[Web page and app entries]
╔══

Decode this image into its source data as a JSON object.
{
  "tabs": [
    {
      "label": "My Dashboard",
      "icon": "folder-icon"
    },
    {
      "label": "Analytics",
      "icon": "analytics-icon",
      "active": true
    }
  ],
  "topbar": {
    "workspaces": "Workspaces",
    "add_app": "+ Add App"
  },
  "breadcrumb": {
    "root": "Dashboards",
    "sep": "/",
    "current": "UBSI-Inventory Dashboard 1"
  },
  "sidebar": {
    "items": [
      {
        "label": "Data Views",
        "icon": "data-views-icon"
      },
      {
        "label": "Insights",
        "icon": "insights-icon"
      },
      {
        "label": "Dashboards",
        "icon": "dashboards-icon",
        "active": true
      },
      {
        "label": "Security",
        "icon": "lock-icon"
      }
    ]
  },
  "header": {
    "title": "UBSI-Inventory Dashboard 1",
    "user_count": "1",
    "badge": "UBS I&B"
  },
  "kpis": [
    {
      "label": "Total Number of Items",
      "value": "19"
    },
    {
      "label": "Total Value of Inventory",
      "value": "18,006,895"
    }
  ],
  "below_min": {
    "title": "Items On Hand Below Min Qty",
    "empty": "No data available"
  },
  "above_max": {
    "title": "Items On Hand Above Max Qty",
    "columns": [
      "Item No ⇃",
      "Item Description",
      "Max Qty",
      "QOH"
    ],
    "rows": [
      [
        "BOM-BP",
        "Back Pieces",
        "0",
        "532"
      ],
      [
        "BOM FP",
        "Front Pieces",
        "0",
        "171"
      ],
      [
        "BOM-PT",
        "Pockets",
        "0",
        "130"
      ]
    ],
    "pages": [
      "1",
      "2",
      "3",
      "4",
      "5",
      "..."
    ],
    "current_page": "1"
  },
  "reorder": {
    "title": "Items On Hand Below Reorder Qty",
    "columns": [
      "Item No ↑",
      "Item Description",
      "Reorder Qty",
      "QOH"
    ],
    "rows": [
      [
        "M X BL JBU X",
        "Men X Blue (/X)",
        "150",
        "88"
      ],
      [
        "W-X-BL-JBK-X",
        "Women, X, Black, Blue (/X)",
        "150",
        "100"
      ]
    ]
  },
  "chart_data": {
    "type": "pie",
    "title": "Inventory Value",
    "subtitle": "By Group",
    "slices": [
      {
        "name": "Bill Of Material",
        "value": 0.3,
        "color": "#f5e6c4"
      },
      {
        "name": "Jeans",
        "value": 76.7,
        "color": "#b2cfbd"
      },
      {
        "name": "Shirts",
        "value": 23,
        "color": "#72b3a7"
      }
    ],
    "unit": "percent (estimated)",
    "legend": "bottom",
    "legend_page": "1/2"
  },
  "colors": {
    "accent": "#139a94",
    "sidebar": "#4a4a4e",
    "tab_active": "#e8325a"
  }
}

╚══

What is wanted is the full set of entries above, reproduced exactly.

Decode this image into its source data as a JSON object.
{
  "tabs": [
    {
      "label": "My Dashboard",
      "icon": "folder-icon"
    },
    {
      "label": "Analytics",
      "icon": "analytics-icon",
      "active": true
    }
  ],
  "topbar": {
    "workspaces": "Workspaces",
    "add_app": "+ Add App"
  },
  "breadcrumb": {
    "root": "Dashboards",
    "sep": "/",
    "current": "UBSI-Inventory Dashboard 1"
  },
  "sidebar": {
    "items": [
      {
        "label": "Data Views",
        "icon": "data-views-icon"
      },
      {
        "label": "Insights",
        "icon": "insights-icon"
      },
      {
        "label": "Dashboards",
        "icon": "dashboards-icon",
        "active": true
      },
      {
        "label": "Security",
        "icon": "lock-icon"
      }
    ]
  },
  "header": {
    "title": "UBSI-Inventory Dashboard 1",
    "user_count": "1",
    "badge": "UBS I&B"
  },
  "kpis": [
    {
      "label": "Total Number of Items",
      "value": "19"
    },
    {
      "label": "Total Value of Inventory",
      "value": "18,006,895"
    }
  ],
  "below_min": {
    "title": "Items On Hand Below Min Qty",
    "empty": "No data available"
  },
  "above_max": {
    "title": "Items On Hand Above Max Qty",
    "columns": [
      "Item No ⇃",
      "Item Description",
      "Max Qty",
      "QOH"
    ],
    "rows": [
      [
        "BOM-BP",
        "Back Pieces",
        "0",
        "532"
      ],
      [
        "BOM FP",
        "Front Pieces",
        "0",
        "171"
      ],
      [
        "BOM-PT",
        "Pockets",
        "0",
        "130"
      ]
    ],
    "pages": [
      "1",
      "2",
      "3",
      "4",
      "5",
      "..."
    ],
    "current_page": "1"
  },
  "reorder": {
    "title": "Items On Hand Below Reorder Qty",
    "columns": [
      "Item No ↑",
      "Item Description",
      "Reorder Qty",
      "QOH"
    ],
    "rows": [
      [
        "M X BL JBU X",
        "Men X Blue (/X)",
        "150",
        "88"
      ],
      [
        "W-X-BL-JBK-X",
        "Women, X, Black, Blue (/X)",
        "150",
        "100"
      ]
    ]
  },
  "chart_data": {
    "type": "pie",
    "title": "Inventory Value",
    "subtitle": "By Group",
    "slices": [
      {
        "name": "Bill Of Material",
        "value": 0.3,
        "color": "#f5e6c4"
      },
      {
        "name": "Jeans",
        "value": 76.7,
        "color": "#b2cfbd"
      },
      {
        "name": "Shirts",
        "value": 23,
        "color": "#72b3a7"
      }
    ],
    "unit": "percent (estimated)",
    "legend": "bottom",
    "legend_page": "1/2"
  },
  "colors": {
    "accent": "#139a94",
    "sidebar": "#4a4a4e",
    "tab_active": "#e8325a"
  }
}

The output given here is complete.